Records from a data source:
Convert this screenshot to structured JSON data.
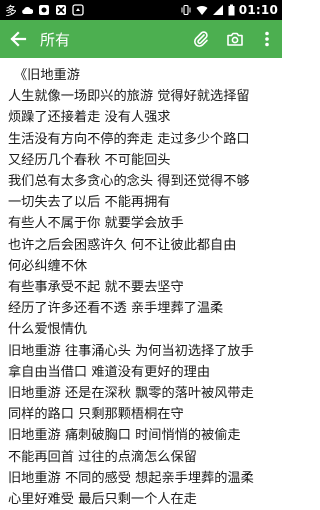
{
  "status_bar": {
    "time": "01:10",
    "left_icons": [
      "text-icon",
      "cloud-icon",
      "app-icon",
      "app-icon",
      "app-icon"
    ],
    "right_icons": [
      "vibrate-icon",
      "wifi-icon",
      "signal-icon",
      "battery-icon"
    ]
  },
  "app_bar": {
    "title": "所有",
    "color": "#4caf50"
  },
  "document": {
    "title_line": "《旧地重游",
    "lines": [
      "人生就像一场即兴的旅游 觉得好就选择留",
      "烦躁了还接着走 没有人强求",
      "生活没有方向不停的奔走 走过多少个路口",
      "又经历几个春秋 不可能回头",
      "我们总有太多贪心的念头 得到还觉得不够",
      "一切失去了以后 不能再拥有",
      "有些人不属于你 就要学会放手",
      "也许之后会困惑许久 何不让彼此都自由",
      "何必纠缠不休",
      "有些事承受不起 就不要去坚守",
      "经历了许多还看不透 亲手埋葬了温柔",
      "什么爱恨情仇",
      "旧地重游 往事涌心头 为何当初选择了放手",
      "拿自由当借口 难道没有更好的理由",
      "旧地重游 还是在深秋 飘零的落叶被风带走",
      "同样的路口 只剩那颗梧桐在守",
      "旧地重游 痛刺破胸口 时间悄悄的被偷走",
      "不能再回首 过往的点滴怎么保留",
      "旧地重游 不同的感受 想起亲手埋葬的温柔",
      "心里好难受 最后只剩一个人在走"
    ]
  }
}
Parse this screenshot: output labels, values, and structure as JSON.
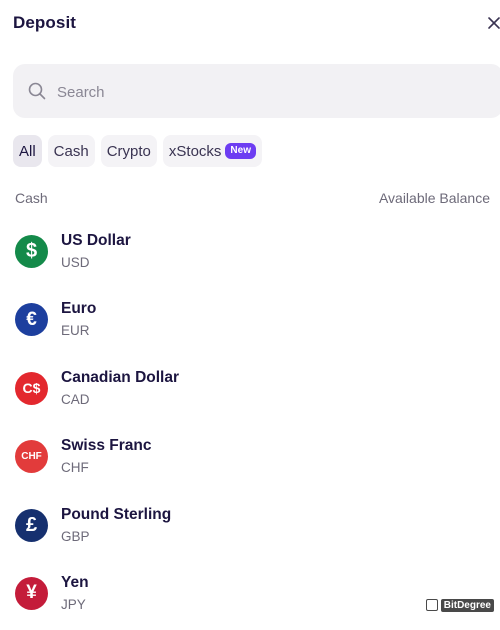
{
  "header": {
    "title": "Deposit",
    "close_icon": "close-icon"
  },
  "search": {
    "placeholder": "Search",
    "value": ""
  },
  "filters": [
    {
      "label": "All",
      "active": true
    },
    {
      "label": "Cash",
      "active": false
    },
    {
      "label": "Crypto",
      "active": false
    },
    {
      "label": "xStocks",
      "active": false,
      "badge": "New"
    }
  ],
  "section": {
    "left_label": "Cash",
    "right_label": "Available Balance"
  },
  "currencies": [
    {
      "name": "US Dollar",
      "code": "USD",
      "symbol": "$",
      "color": "#148a4a"
    },
    {
      "name": "Euro",
      "code": "EUR",
      "symbol": "€",
      "color": "#1d3f9e"
    },
    {
      "name": "Canadian Dollar",
      "code": "CAD",
      "symbol": "C$",
      "color": "#e3282e"
    },
    {
      "name": "Swiss Franc",
      "code": "CHF",
      "symbol": "CHF",
      "color": "#e23b3b"
    },
    {
      "name": "Pound Sterling",
      "code": "GBP",
      "symbol": "£",
      "color": "#16306f"
    },
    {
      "name": "Yen",
      "code": "JPY",
      "symbol": "¥",
      "color": "#c41c3a"
    }
  ],
  "watermark": {
    "text": "BitDegree"
  }
}
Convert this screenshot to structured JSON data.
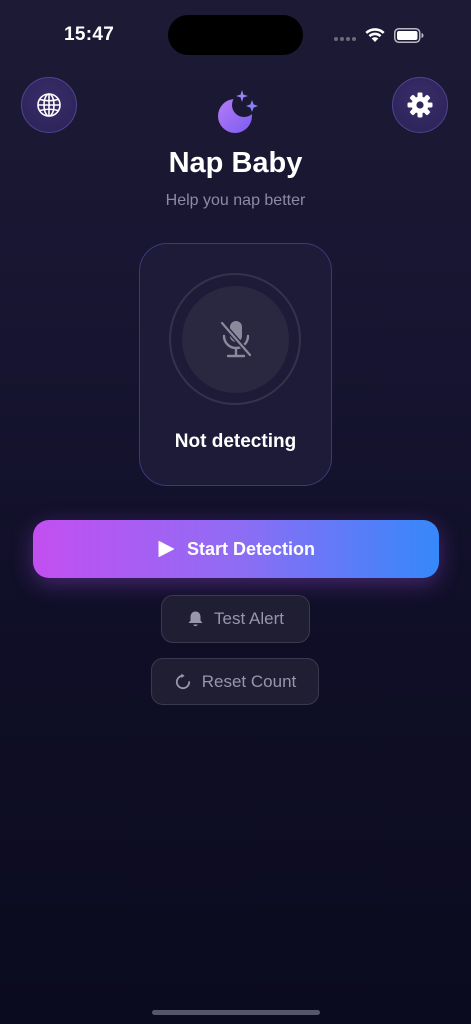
{
  "status_bar": {
    "time": "15:47"
  },
  "header": {
    "title": "Nap Baby",
    "subtitle": "Help you nap better"
  },
  "detector": {
    "status": "Not detecting"
  },
  "actions": {
    "start_label": "Start Detection",
    "test_label": "Test Alert",
    "reset_label": "Reset Count"
  },
  "icons": {
    "language": "globe-icon",
    "settings": "gear-icon",
    "logo": "moon-stars-icon",
    "mic": "mic-off-icon",
    "play": "play-icon",
    "bell": "bell-icon",
    "reset": "reset-icon"
  },
  "colors": {
    "gradient_start": "#c34ff1",
    "gradient_end": "#3588fb",
    "accent_purple": "#8f6cf4"
  }
}
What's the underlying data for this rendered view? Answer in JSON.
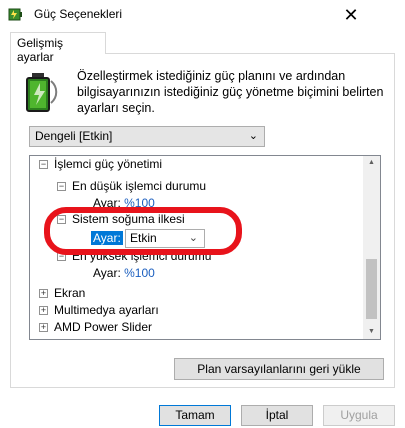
{
  "window": {
    "title": "Güç Seçenekleri",
    "close_glyph": "✕",
    "icon": "power-options-icon"
  },
  "tab": {
    "label": "Gelişmiş ayarlar"
  },
  "description": "Özelleştirmek istediğiniz güç planını ve ardından bilgisayarınızın istediğiniz güç yönetme biçimini belirten ayarları seçin.",
  "plan": {
    "selected": "Dengeli [Etkin]",
    "chevron": "⌄"
  },
  "tree": {
    "processor": {
      "label": "İşlemci güç yönetimi",
      "toggle": "−"
    },
    "min_state": {
      "label": "En düşük işlemci durumu",
      "toggle": "−",
      "setting_label": "Ayar:",
      "value": "%100"
    },
    "cooling": {
      "label": "Sistem soğuma ilkesi",
      "toggle": "−",
      "setting_label": "Ayar:",
      "value": "Etkin",
      "chevron": "⌄"
    },
    "max_state": {
      "label": "En yüksek işlemci durumu",
      "toggle": "−",
      "setting_label": "Ayar:",
      "value": "%100"
    },
    "display": {
      "label": "Ekran",
      "toggle": "+"
    },
    "multimedia": {
      "label": "Multimedya ayarları",
      "toggle": "+"
    },
    "amd": {
      "label": "AMD Power Slider",
      "toggle": "+"
    }
  },
  "scrollbar": {
    "up": "▲",
    "down": "▼"
  },
  "buttons": {
    "restore": "Plan varsayılanlarını geri yükle",
    "ok": "Tamam",
    "cancel": "İptal",
    "apply": "Uygula"
  },
  "colors": {
    "accent": "#0078d7",
    "value_blue": "#1c5fbf",
    "annotation_red": "#e8131b"
  }
}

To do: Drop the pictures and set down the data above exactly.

Result:
Convert this screenshot to structured JSON data.
{
  "status_bar": {
    "time": "01:10",
    "left_icons": [
      "text-icon",
      "cloud-icon",
      "app-icon",
      "app-icon",
      "app-icon"
    ],
    "right_icons": [
      "vibrate-icon",
      "wifi-icon",
      "signal-icon",
      "battery-icon"
    ]
  },
  "app_bar": {
    "title": "所有",
    "color": "#4caf50"
  },
  "document": {
    "title_line": "《旧地重游",
    "lines": [
      "人生就像一场即兴的旅游 觉得好就选择留",
      "烦躁了还接着走 没有人强求",
      "生活没有方向不停的奔走 走过多少个路口",
      "又经历几个春秋 不可能回头",
      "我们总有太多贪心的念头 得到还觉得不够",
      "一切失去了以后 不能再拥有",
      "有些人不属于你 就要学会放手",
      "也许之后会困惑许久 何不让彼此都自由",
      "何必纠缠不休",
      "有些事承受不起 就不要去坚守",
      "经历了许多还看不透 亲手埋葬了温柔",
      "什么爱恨情仇",
      "旧地重游 往事涌心头 为何当初选择了放手",
      "拿自由当借口 难道没有更好的理由",
      "旧地重游 还是在深秋 飘零的落叶被风带走",
      "同样的路口 只剩那颗梧桐在守",
      "旧地重游 痛刺破胸口 时间悄悄的被偷走",
      "不能再回首 过往的点滴怎么保留",
      "旧地重游 不同的感受 想起亲手埋葬的温柔",
      "心里好难受 最后只剩一个人在走"
    ]
  }
}
Parse this screenshot: output labels, values, and structure as JSON.
{
  "header": {
    "title": "Deposit",
    "close_icon": "close-icon"
  },
  "search": {
    "placeholder": "Search",
    "value": ""
  },
  "filters": [
    {
      "label": "All",
      "active": true
    },
    {
      "label": "Cash",
      "active": false
    },
    {
      "label": "Crypto",
      "active": false
    },
    {
      "label": "xStocks",
      "active": false,
      "badge": "New"
    }
  ],
  "section": {
    "left_label": "Cash",
    "right_label": "Available Balance"
  },
  "currencies": [
    {
      "name": "US Dollar",
      "code": "USD",
      "symbol": "$",
      "color": "#148a4a"
    },
    {
      "name": "Euro",
      "code": "EUR",
      "symbol": "€",
      "color": "#1d3f9e"
    },
    {
      "name": "Canadian Dollar",
      "code": "CAD",
      "symbol": "C$",
      "color": "#e3282e"
    },
    {
      "name": "Swiss Franc",
      "code": "CHF",
      "symbol": "CHF",
      "color": "#e23b3b"
    },
    {
      "name": "Pound Sterling",
      "code": "GBP",
      "symbol": "£",
      "color": "#16306f"
    },
    {
      "name": "Yen",
      "code": "JPY",
      "symbol": "¥",
      "color": "#c41c3a"
    }
  ],
  "watermark": {
    "text": "BitDegree"
  }
}
Convert this screenshot to structured JSON data.
{
  "status_bar": {
    "time": "15:47"
  },
  "header": {
    "title": "Nap Baby",
    "subtitle": "Help you nap better"
  },
  "detector": {
    "status": "Not detecting"
  },
  "actions": {
    "start_label": "Start Detection",
    "test_label": "Test Alert",
    "reset_label": "Reset Count"
  },
  "icons": {
    "language": "globe-icon",
    "settings": "gear-icon",
    "logo": "moon-stars-icon",
    "mic": "mic-off-icon",
    "play": "play-icon",
    "bell": "bell-icon",
    "reset": "reset-icon"
  },
  "colors": {
    "gradient_start": "#c34ff1",
    "gradient_end": "#3588fb",
    "accent_purple": "#8f6cf4"
  }
}
What's the underlying data for this rendered view? Answer in JSON.
{
  "window": {
    "title": "Güç Seçenekleri",
    "close_glyph": "✕",
    "icon": "power-options-icon"
  },
  "tab": {
    "label": "Gelişmiş ayarlar"
  },
  "description": "Özelleştirmek istediğiniz güç planını ve ardından bilgisayarınızın istediğiniz güç yönetme biçimini belirten ayarları seçin.",
  "plan": {
    "selected": "Dengeli [Etkin]",
    "chevron": "⌄"
  },
  "tree": {
    "processor": {
      "label": "İşlemci güç yönetimi",
      "toggle": "−"
    },
    "min_state": {
      "label": "En düşük işlemci durumu",
      "toggle": "−",
      "setting_label": "Ayar:",
      "value": "%100"
    },
    "cooling": {
      "label": "Sistem soğuma ilkesi",
      "toggle": "−",
      "setting_label": "Ayar:",
      "value": "Etkin",
      "chevron": "⌄"
    },
    "max_state": {
      "label": "En yüksek işlemci durumu",
      "toggle": "−",
      "setting_label": "Ayar:",
      "value": "%100"
    },
    "display": {
      "label": "Ekran",
      "toggle": "+"
    },
    "multimedia": {
      "label": "Multimedya ayarları",
      "toggle": "+"
    },
    "amd": {
      "label": "AMD Power Slider",
      "toggle": "+"
    }
  },
  "scrollbar": {
    "up": "▲",
    "down": "▼"
  },
  "buttons": {
    "restore": "Plan varsayılanlarını geri yükle",
    "ok": "Tamam",
    "cancel": "İptal",
    "apply": "Uygula"
  },
  "colors": {
    "accent": "#0078d7",
    "value_blue": "#1c5fbf",
    "annotation_red": "#e8131b"
  }
}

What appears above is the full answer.